He thinks he’s advancing as long as he’s changing,
He cracks the atom, he racks his skull,
Man is meddlesome, man is dull,
Man is busy instead of idle,
Man is alarmingly suicidal,
Me, I am a bee.

I am a bee and I simply love it,
I am a bee and I’m darn glad of it,
I am a bee, I know about love:
You go upstairs, you go above,
You do not pause to dine or sup,
The sky won’t wait—it’s a long trip up;
You rise, you soar, you take the blue,
It’s you and me, kid, me and you,
It’s everything, it’s the nearest drone,
It’s never a thing that you find alone.
I’m a bee,
I’m free.

If any old farmer can keep and hive me,
Then any old drone may catch and wife me;
I’m sorry for creatures who cannot pair
On a gorgeous day in the upper air,
I’m sorry for cows that have to boast
Of affairs they’ve had by parcel post,
I’m sorry for a man with his plots and guile,
His test-tube manner, his test-tube smile;
I’ll multiply and I’ll increase
As I always have—by mere caprice;
For I am a queen and I am a bee,
I’m devil-may-care and I’m fancy-free,
Love-in-air is the thing for me,
Oh, it’s simply rare
In the beautiful air,
And I wish to state
That I’ll always mate
With whatever drone I encounter.

Japanese Hornets vs. Honeybees—The Movie


Bee Movie, Sexism of

Angier weighs in...


Honeybees Removing Varroa Mites Through Grooming

In this amazing video, you'll witness what is known in beekeeper parlance as "hygienic behavior"—honeybees grooming themselves in an effort to remove the dreaded varroa mites from their bodies.


Bee Movie

I'm glad someone—a beekeeper, no less—has raised questions about the inverted premise of Bee Movie: that it's the males in the colony who do all the work, defend the hive, and polllinate the pretty flowers.

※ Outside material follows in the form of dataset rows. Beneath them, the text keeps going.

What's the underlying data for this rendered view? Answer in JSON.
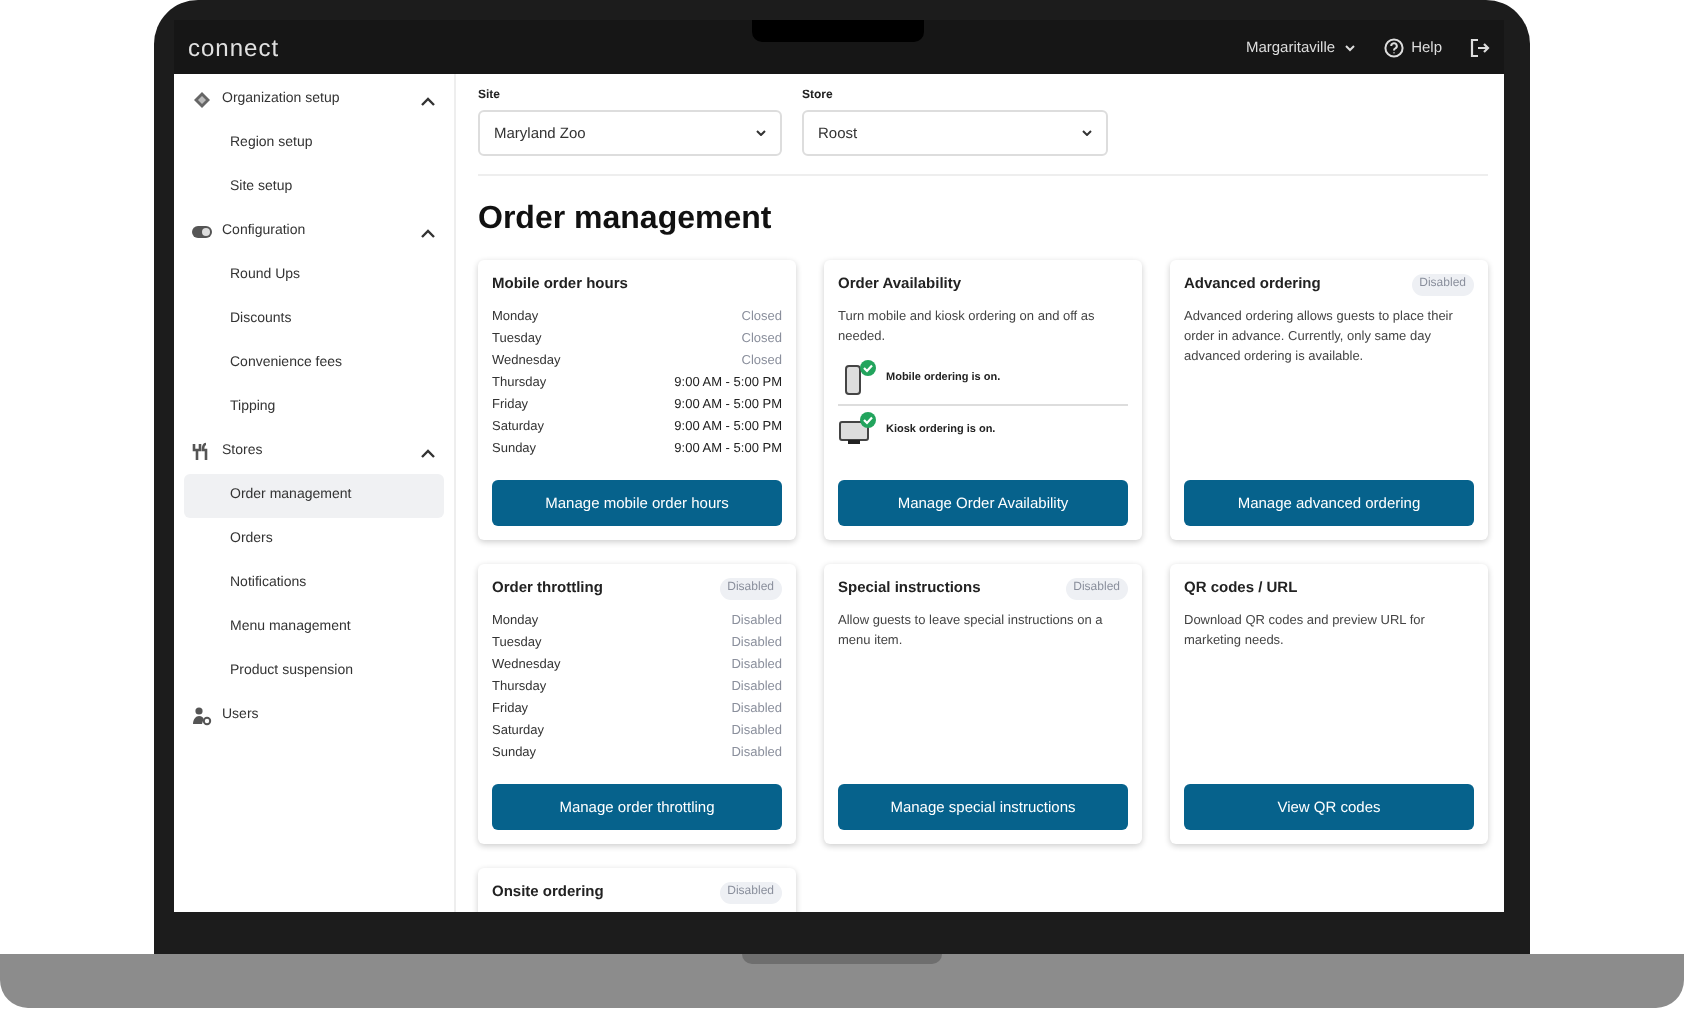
{
  "header": {
    "brand": "connect",
    "account": "Margaritaville",
    "help": "Help"
  },
  "sidebar": [
    {
      "label": "Organization setup",
      "expanded": true,
      "children": [
        {
          "label": "Region setup",
          "selected": false
        },
        {
          "label": "Site setup",
          "selected": false
        }
      ]
    },
    {
      "label": "Configuration",
      "expanded": true,
      "children": [
        {
          "label": "Round Ups",
          "selected": false
        },
        {
          "label": "Discounts",
          "selected": false
        },
        {
          "label": "Convenience fees",
          "selected": false
        },
        {
          "label": "Tipping",
          "selected": false
        }
      ]
    },
    {
      "label": "Stores",
      "expanded": true,
      "children": [
        {
          "label": "Order management",
          "selected": true
        },
        {
          "label": "Orders",
          "selected": false
        },
        {
          "label": "Notifications",
          "selected": false
        },
        {
          "label": "Menu management",
          "selected": false
        },
        {
          "label": "Product suspension",
          "selected": false
        }
      ]
    },
    {
      "label": "Users"
    }
  ],
  "filters": [
    {
      "label": "Site",
      "value": "Maryland Zoo"
    },
    {
      "label": "Store",
      "value": "Roost"
    }
  ],
  "title": "Order management",
  "cards": [
    {
      "kind": "schedule",
      "title": "Mobile order hours",
      "rows": [
        {
          "day": "Monday",
          "value": "Closed",
          "dimmed": true
        },
        {
          "day": "Tuesday",
          "value": "Closed",
          "dimmed": true
        },
        {
          "day": "Wednesday",
          "value": "Closed",
          "dimmed": true
        },
        {
          "day": "Thursday",
          "value": "9:00 AM - 5:00 PM",
          "dimmed": false
        },
        {
          "day": "Friday",
          "value": "9:00 AM - 5:00 PM",
          "dimmed": false
        },
        {
          "day": "Saturday",
          "value": "9:00 AM - 5:00 PM",
          "dimmed": false
        },
        {
          "day": "Sunday",
          "value": "9:00 AM - 5:00 PM",
          "dimmed": false
        }
      ],
      "button": "Manage mobile order hours"
    },
    {
      "kind": "availability",
      "title": "Order Availability",
      "text": "Turn mobile and kiosk ordering on and off as needed.",
      "items": [
        {
          "label": "Mobile ordering is on.",
          "on": true
        },
        {
          "label": "Kiosk ordering is on.",
          "on": true
        }
      ],
      "button": "Manage Order Availability"
    },
    {
      "kind": "text",
      "title": "Advanced ordering",
      "badge": "Disabled",
      "text": "Advanced ordering allows guests to place their order in advance. Currently, only same day advanced ordering is available.",
      "button": "Manage advanced ordering"
    },
    {
      "kind": "schedule",
      "title": "Order throttling",
      "badge": "Disabled",
      "rows": [
        {
          "day": "Monday",
          "value": "Disabled",
          "dimmed": true
        },
        {
          "day": "Tuesday",
          "value": "Disabled",
          "dimmed": true
        },
        {
          "day": "Wednesday",
          "value": "Disabled",
          "dimmed": true
        },
        {
          "day": "Thursday",
          "value": "Disabled",
          "dimmed": true
        },
        {
          "day": "Friday",
          "value": "Disabled",
          "dimmed": true
        },
        {
          "day": "Saturday",
          "value": "Disabled",
          "dimmed": true
        },
        {
          "day": "Sunday",
          "value": "Disabled",
          "dimmed": true
        }
      ],
      "button": "Manage order throttling"
    },
    {
      "kind": "text",
      "title": "Special instructions",
      "badge": "Disabled",
      "text": "Allow guests to leave special instructions on a menu item.",
      "button": "Manage special instructions"
    },
    {
      "kind": "text",
      "title": "QR codes / URL",
      "text": "Download QR codes and preview URL for marketing needs.",
      "button": "View QR codes"
    },
    {
      "kind": "text",
      "title": "Onsite ordering",
      "badge": "Disabled"
    }
  ]
}
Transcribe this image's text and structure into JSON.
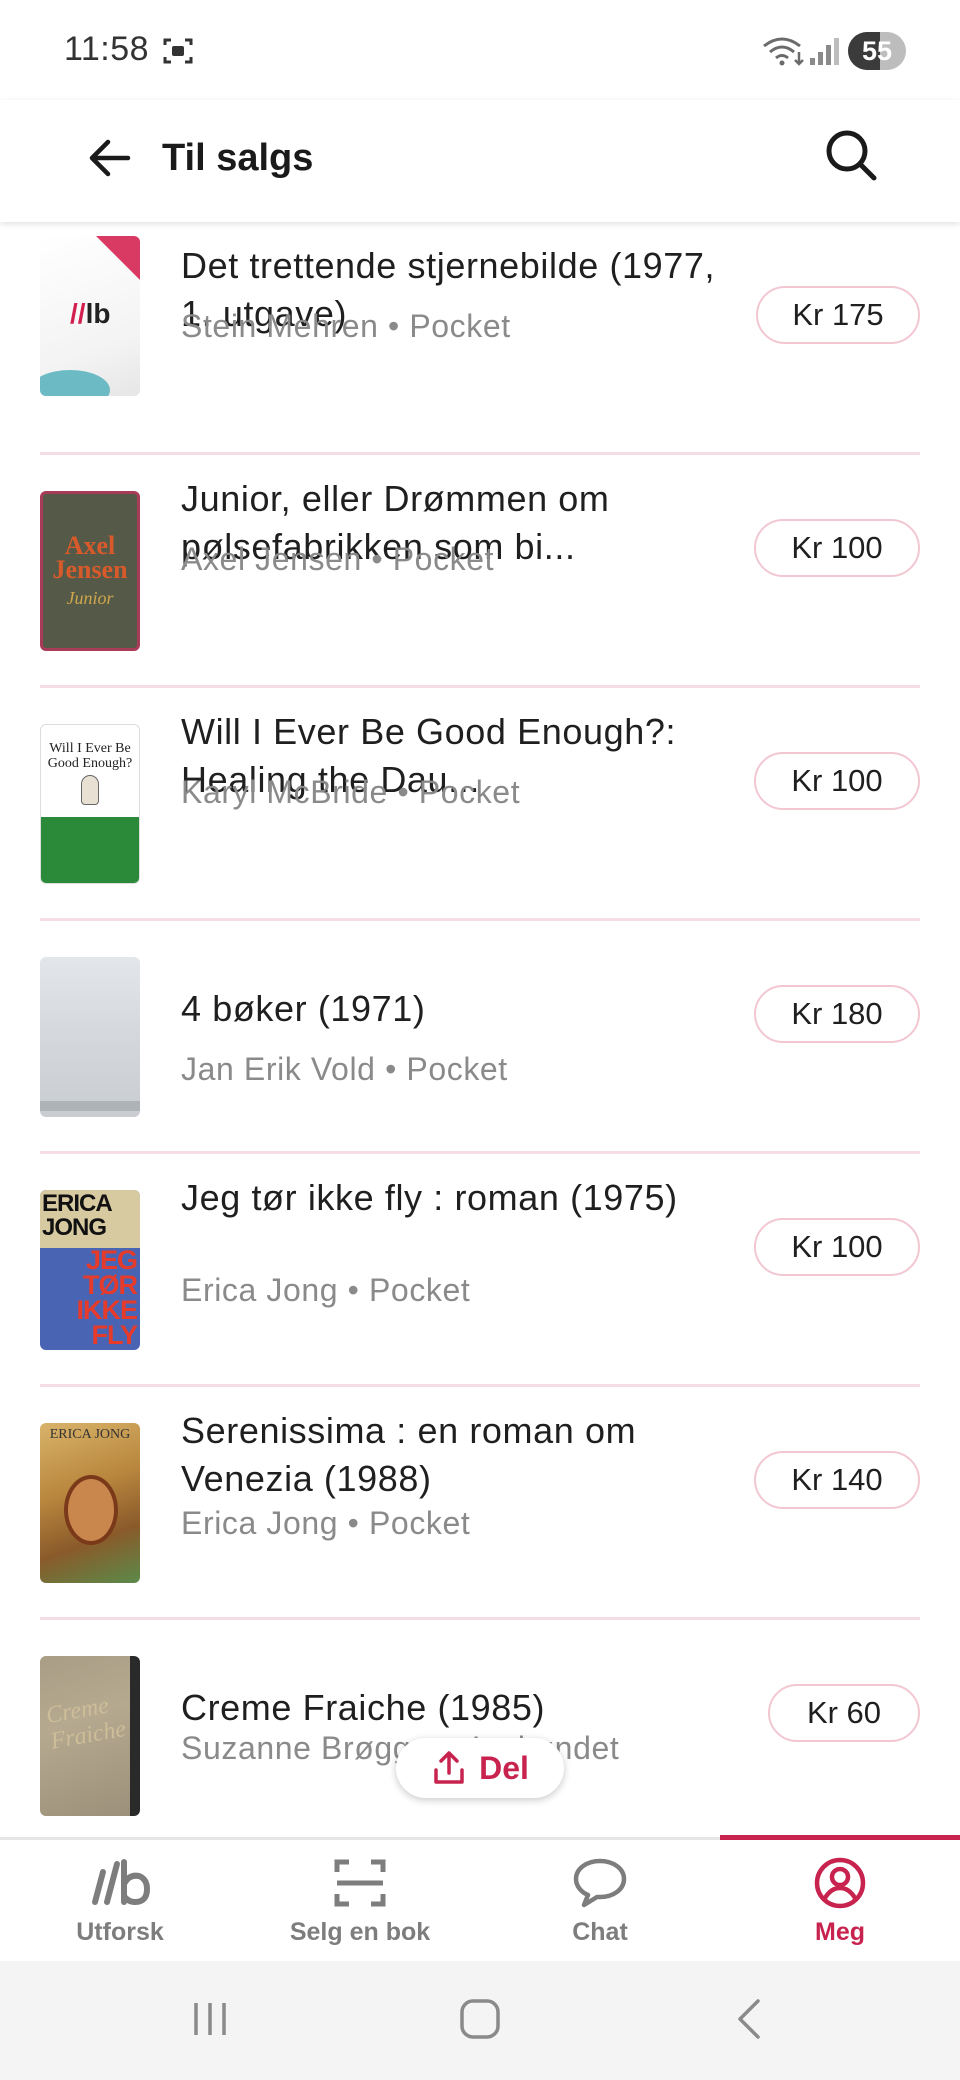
{
  "status_bar": {
    "time": "11:58",
    "battery": "55",
    "battery_level": 0.55
  },
  "app_bar": {
    "title": "Til salgs"
  },
  "books": [
    {
      "title": "Det trettende stjernebilde (1977, 1. utgave)",
      "author": "Stein Mehren",
      "format": "Pocket",
      "price": "Kr 175",
      "cover": {
        "kind": "logo",
        "text": "lb"
      }
    },
    {
      "title": "Junior, eller Drømmen om pølsefabrikken som bi...",
      "author": "Axel Jensen",
      "format": "Pocket",
      "price": "Kr 100",
      "cover": {
        "kind": "axel",
        "line1": "Axel",
        "line2": "Jensen",
        "line3": "Junior"
      }
    },
    {
      "title": "Will I Ever Be Good Enough?: Healing the Dau...",
      "author": "Karyl McBride",
      "format": "Pocket",
      "price": "Kr 100",
      "cover": {
        "kind": "will",
        "text": "Will I Ever Be Good Enough?"
      }
    },
    {
      "title": "4 bøker (1971)",
      "author": "Jan Erik Vold",
      "format": "Pocket",
      "price": "Kr 180",
      "cover": {
        "kind": "plain"
      }
    },
    {
      "title": "Jeg tør ikke fly : roman (1975)",
      "author": "Erica Jong",
      "format": "Pocket",
      "price": "Kr 100",
      "cover": {
        "kind": "jong",
        "line1": "ERICA",
        "line2": "JONG",
        "line3": "JEG",
        "line4": "TØR",
        "line5": "IKKE",
        "line6": "FLY"
      }
    },
    {
      "title": "Serenissima : en roman om Venezia (1988)",
      "author": "Erica Jong",
      "format": "Pocket",
      "price": "Kr 140",
      "cover": {
        "kind": "seren",
        "text": "ERICA JONG"
      }
    },
    {
      "title": "Creme Fraiche (1985)",
      "author": "Suzanne Brøgger",
      "format": "Innbundet",
      "price": "Kr 60",
      "cover": {
        "kind": "creme",
        "text": "Creme Fraiche"
      }
    }
  ],
  "share_button": {
    "label": "Del"
  },
  "bottom_nav": [
    {
      "label": "Utforsk",
      "icon": "lb-logo-icon",
      "active": false
    },
    {
      "label": "Selg en bok",
      "icon": "scan-icon",
      "active": false
    },
    {
      "label": "Chat",
      "icon": "chat-bubble-icon",
      "active": false
    },
    {
      "label": "Meg",
      "icon": "profile-icon",
      "active": true
    }
  ],
  "colors": {
    "accent": "#c8234e",
    "divider": "#f6dde3",
    "price_border": "#f2c7d2",
    "muted_text": "#8a8a8a"
  }
}
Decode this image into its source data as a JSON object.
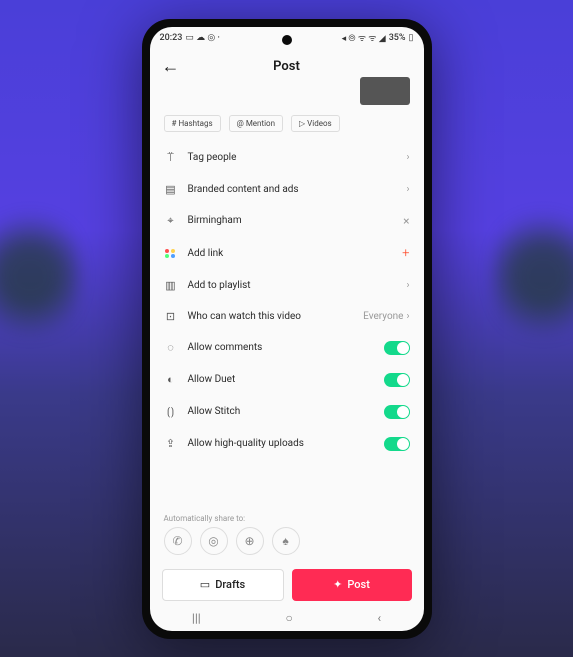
{
  "status": {
    "time": "20:23",
    "battery": "35%"
  },
  "header": {
    "title": "Post"
  },
  "chips": {
    "hashtags": "Hashtags",
    "mention": "Mention",
    "videos": "Videos"
  },
  "rows": {
    "tag_people": "Tag people",
    "branded": "Branded content and ads",
    "location": "Birmingham",
    "add_link": "Add link",
    "playlist": "Add to playlist",
    "privacy_label": "Who can watch this video",
    "privacy_value": "Everyone",
    "comments": "Allow comments",
    "duet": "Allow Duet",
    "stitch": "Allow Stitch",
    "hq": "Allow high-quality uploads"
  },
  "share": {
    "hint": "Automatically share to:"
  },
  "footer": {
    "drafts": "Drafts",
    "post": "Post"
  }
}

Countless schoolchildren will now be hopelessly ill-informed about the fascinating, matriarchal realities of honeybee culture—a concept too radical for Hollywood humans to wrap their brains around.

However, as the generous author of this New York Times Op-Ed piece observes, if the movie helps people recognize the importance of honeybees and other pollinators, it might serve the good purpose of encouraging a more respectful relationship with our excruciatingly beleaguered natural world. Let's hope, silly sexism aside, something good can come from Bee Movie.



No bees today, just bats—and seahorses, and other truly fabulous creatures—from that velvet-minded genius, Jean Painleve.